The leader of EU hopeful Albania has hit out at Brussels over its "morally and politically unacceptable" COVID vaccine rollout.
Edi Rama, prime minister of the western Balkans country, accused the European Union of "only thinking of itself".
Brussels has signed deals for several COVID-19 vaccines and inoculations began across the bloc just after Christmas. But the picture is very different for poorer countries on the fringes of the EU, some of who are still without vaccines.
Albania began inoculations this week after an anonymous EU country had provided Tirana with 975 doses.
"If you see how the European Union has conceived this process, for the moment it has decided to think only of itself," said Rama.
"It has been left to the discretion of member states to build interactive processes for vaccines in bilateral ways with non-EU countries.”
Other countries neighbouring Albania have signed up to the COVAX scheme, which was set up by the European Commission and the World Health Organization to ensure poorer countries got access to a coronavirus vaccine.
But it's unclear when this initiative will begin delivering.
"COVAX will function one day, but we don’t know and no one knows when this will be possible," added Rama.
He said countries are taking an "everyone for themselves" attitude.
"This is what the European Union has done, and it is unfortunate," he continued. "I have said it since the first day, that it is not only morally and politically unacceptable, but it is also logically unjustified."
Albania has secured a contract to receive 500,000 doses of the Pfizer-BioNTech vaccine, the first 10,000 of which are set to arrive next week.
Rama said next week Albania will also give "a symbolic number of vaccines" to neighbouring Kosovo for frontline medical personnel.
“In this case, it is important to think not like the EU, but to think that we are not alone because Kosovo and Albania are one in joy and trouble,” Rama said.
Meanwhile, Romanian MEP Vlad Gheorghe said that while the EU is doing quite well in the process of securing and distributing vaccines for its own member states, more should be done to help EU hopefuls and neighbours.
“I am sure that we could get better solutions and we should think about expanding the area for which we are responsible because if the EU reacts right now in a time of crisis, this is the way that our relationship with Albania or Serbia is going to be defined for the next 10 or maybe 20 years, and by the way we act now," Gheorghe told Euronews.
In a statement, the European Commission said: "When it comes to vaccines, the EU has supported from the start a multilateral approach to ensure the provision of vaccines everywhere. This is why we are supporting the COVAX Facility, which is leading efforts to make COVID-19 vaccines a global public good.
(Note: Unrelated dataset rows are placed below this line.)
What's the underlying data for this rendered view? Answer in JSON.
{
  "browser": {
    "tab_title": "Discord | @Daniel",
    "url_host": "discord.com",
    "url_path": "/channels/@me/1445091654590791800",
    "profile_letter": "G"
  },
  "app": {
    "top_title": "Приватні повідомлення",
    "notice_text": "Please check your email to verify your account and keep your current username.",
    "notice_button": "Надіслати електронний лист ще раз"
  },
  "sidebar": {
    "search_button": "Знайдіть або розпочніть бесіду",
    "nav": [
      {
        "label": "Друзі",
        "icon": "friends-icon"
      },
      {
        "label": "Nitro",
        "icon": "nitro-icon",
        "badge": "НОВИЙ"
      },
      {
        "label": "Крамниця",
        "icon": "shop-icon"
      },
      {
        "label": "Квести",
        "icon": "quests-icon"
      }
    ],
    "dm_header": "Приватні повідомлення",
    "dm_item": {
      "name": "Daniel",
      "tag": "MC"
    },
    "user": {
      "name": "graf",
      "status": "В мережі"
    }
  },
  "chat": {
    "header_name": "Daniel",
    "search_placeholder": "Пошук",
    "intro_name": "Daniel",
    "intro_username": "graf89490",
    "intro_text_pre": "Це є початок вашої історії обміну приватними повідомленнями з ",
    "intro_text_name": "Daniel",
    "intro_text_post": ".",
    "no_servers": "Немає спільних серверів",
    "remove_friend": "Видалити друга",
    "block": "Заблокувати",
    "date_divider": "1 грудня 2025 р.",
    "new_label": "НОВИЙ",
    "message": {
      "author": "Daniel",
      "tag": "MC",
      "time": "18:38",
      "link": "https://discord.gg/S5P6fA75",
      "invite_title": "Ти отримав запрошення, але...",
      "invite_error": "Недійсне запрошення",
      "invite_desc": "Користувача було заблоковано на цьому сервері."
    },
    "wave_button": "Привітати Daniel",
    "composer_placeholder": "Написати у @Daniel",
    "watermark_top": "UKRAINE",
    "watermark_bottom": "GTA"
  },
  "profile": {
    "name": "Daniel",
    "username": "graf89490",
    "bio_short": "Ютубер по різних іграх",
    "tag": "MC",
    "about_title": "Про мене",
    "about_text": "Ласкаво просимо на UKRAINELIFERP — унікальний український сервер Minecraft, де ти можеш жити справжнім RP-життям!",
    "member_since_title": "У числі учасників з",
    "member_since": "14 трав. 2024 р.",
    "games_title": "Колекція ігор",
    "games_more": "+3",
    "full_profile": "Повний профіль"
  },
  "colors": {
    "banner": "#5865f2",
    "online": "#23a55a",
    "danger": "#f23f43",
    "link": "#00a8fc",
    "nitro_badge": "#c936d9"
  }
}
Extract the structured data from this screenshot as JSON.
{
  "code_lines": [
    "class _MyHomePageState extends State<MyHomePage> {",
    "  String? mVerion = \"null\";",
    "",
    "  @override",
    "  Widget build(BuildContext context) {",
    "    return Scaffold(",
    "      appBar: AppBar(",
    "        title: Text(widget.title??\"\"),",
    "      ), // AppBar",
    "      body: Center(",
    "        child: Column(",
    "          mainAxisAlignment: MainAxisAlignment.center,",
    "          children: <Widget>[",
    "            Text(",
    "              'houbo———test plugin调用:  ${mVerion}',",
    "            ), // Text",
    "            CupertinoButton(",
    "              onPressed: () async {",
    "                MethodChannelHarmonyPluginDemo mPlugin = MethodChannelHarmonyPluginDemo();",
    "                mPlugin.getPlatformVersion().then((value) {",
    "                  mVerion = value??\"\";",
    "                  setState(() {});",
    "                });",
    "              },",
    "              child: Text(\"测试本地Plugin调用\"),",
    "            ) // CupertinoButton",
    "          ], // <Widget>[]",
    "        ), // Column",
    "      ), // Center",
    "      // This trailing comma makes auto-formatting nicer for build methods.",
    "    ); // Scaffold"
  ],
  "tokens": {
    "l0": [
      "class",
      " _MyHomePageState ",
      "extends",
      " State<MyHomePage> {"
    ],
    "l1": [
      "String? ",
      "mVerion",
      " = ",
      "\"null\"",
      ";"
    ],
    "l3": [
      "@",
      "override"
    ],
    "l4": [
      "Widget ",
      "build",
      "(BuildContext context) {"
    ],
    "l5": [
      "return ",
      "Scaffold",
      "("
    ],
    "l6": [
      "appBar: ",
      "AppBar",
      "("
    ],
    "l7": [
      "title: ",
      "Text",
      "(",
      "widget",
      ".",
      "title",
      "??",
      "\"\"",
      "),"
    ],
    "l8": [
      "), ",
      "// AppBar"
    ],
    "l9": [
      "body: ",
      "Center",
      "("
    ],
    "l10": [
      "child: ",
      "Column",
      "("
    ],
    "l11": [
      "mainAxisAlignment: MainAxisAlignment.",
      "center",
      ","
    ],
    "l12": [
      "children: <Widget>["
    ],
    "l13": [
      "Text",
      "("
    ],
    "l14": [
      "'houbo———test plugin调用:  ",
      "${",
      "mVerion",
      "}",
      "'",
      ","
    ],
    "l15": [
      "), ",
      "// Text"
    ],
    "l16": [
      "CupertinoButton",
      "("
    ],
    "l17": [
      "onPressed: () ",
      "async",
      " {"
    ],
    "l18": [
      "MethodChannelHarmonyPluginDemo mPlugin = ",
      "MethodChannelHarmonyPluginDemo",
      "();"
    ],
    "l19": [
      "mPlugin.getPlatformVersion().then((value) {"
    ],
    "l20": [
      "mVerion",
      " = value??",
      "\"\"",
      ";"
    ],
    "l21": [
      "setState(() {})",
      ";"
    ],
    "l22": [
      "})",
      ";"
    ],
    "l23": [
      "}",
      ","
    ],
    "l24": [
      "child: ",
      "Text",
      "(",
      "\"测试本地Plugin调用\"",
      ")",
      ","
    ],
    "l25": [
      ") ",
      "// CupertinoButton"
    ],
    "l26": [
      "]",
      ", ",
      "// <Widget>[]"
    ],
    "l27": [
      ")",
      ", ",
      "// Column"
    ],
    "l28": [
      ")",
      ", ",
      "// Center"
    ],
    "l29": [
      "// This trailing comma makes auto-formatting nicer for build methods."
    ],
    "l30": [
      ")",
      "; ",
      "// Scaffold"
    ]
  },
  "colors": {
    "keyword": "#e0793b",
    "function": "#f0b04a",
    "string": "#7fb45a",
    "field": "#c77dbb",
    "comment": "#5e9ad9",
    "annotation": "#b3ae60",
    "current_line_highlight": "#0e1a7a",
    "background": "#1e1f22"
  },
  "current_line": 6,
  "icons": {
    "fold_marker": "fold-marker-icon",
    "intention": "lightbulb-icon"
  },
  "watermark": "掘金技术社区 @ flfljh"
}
"We have mobilised a very substantial package of €3.3 billion to support our Western Balkan partners address the immediate health emergency and support for first measures to mitigate the socio-economic impact of the pandemic and we have adopted an Economic and Investment plan for the Western Balkans of up to €9 billion that will help spur the longer-term recovery of the region."